Niagara University's ROTC program was presented with the prestigious MacArthur Award Monday morning in recognition of its cadets' performance during the 2012-13 school year.
Only eight schools are chosen from among the 273 senior ROTC units nationwide for the MacArthur Award, which is based on a combination of the achievement of the school's commissioning mission and its cadets' performance and standing on the Cadet Command's National Order of Merit List, and its cadet retention rate.
The Rev. James J. Maher, C.M., Niagara University president, accepted the award from Dr. Michael Anderson, deputy commander of the Second ROTC Brigade.
In congratulating the cadets, Maher said, "You signify the commitment to the discipline of excellence and that itself is an excellent Vincentian value and virtue that we need to build even more deeply into our university community. You've taken the core of the discipline of this program and you've applied it in life.

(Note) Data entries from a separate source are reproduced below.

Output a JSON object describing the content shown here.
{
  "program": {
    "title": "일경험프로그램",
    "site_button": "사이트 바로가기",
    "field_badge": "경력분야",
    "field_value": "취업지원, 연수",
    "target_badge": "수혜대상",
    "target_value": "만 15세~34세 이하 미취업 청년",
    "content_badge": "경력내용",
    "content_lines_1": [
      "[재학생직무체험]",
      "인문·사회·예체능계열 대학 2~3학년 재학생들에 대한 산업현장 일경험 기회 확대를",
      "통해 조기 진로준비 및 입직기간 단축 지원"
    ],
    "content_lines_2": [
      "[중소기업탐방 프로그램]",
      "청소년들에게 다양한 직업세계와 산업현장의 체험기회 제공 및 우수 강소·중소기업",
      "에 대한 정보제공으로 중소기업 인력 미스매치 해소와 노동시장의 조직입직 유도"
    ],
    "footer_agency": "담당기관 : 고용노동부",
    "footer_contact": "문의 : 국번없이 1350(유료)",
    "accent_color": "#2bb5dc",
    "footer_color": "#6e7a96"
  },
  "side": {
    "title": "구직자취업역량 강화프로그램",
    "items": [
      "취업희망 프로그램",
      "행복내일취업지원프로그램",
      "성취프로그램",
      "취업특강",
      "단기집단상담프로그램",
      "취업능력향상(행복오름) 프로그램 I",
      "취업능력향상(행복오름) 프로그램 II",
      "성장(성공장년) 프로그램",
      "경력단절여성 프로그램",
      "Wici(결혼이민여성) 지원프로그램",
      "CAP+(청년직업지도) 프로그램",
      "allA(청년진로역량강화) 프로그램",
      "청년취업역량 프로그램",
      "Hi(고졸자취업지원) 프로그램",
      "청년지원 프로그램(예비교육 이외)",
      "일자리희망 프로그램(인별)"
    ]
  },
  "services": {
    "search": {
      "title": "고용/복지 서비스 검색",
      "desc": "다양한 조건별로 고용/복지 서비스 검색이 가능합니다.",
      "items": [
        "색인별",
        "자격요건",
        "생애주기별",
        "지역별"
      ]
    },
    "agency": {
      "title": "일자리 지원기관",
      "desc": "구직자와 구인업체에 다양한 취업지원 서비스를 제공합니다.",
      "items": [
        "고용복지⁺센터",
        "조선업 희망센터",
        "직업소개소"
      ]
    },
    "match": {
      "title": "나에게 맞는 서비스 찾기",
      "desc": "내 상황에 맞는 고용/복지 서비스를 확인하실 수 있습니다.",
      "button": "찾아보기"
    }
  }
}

That's the essence of university and collegiate education, where we take knowledge, we learn, we grow and we apply it."
Presented by the U.S. Army Cadet Command and the Gen. Douglas MacArthur Foundation, the honor acknowledges the ideals of "duty, honor and country," as advocated by MacArthur.
Cadet Command and the MacArthur Foundation have given the awards each year since 1989.
"You don't directly compete one brigade against another for best in the nation," Anderson said, "but I bet if you did, given the stats put up by this group, this would be the best ROTC program in the entire nation. I think that's something to be proud of."
Since its re-establishment as a host ROTC program in 1999, the Niagara University Purple Eagle Battalion has been recognized as the No. 1 program in the nation (2004) and previously earned the MacArthur Award in 2008.
"We are humbled to be selected for this prestigious honor, which is truly a testament to the values, dedication and commitment of our cadets and the support of the entire university community," noted Lt. Col. Paul Dansereau, professor of military science. "This really reinforces Niagara University's status as a premier preparatory institution for Army ROTC cadets."
As part of the event, certificates of appreciation and commemorative military coins were presented to Maher; Dr. Timothy Downs, vice president for academic affairs; and Dr. Tim Ireland, dean of the College of Arts and Sciences.
For more information on Niagara University's ROTC program, visit http://purple.niagara.edu/rotc.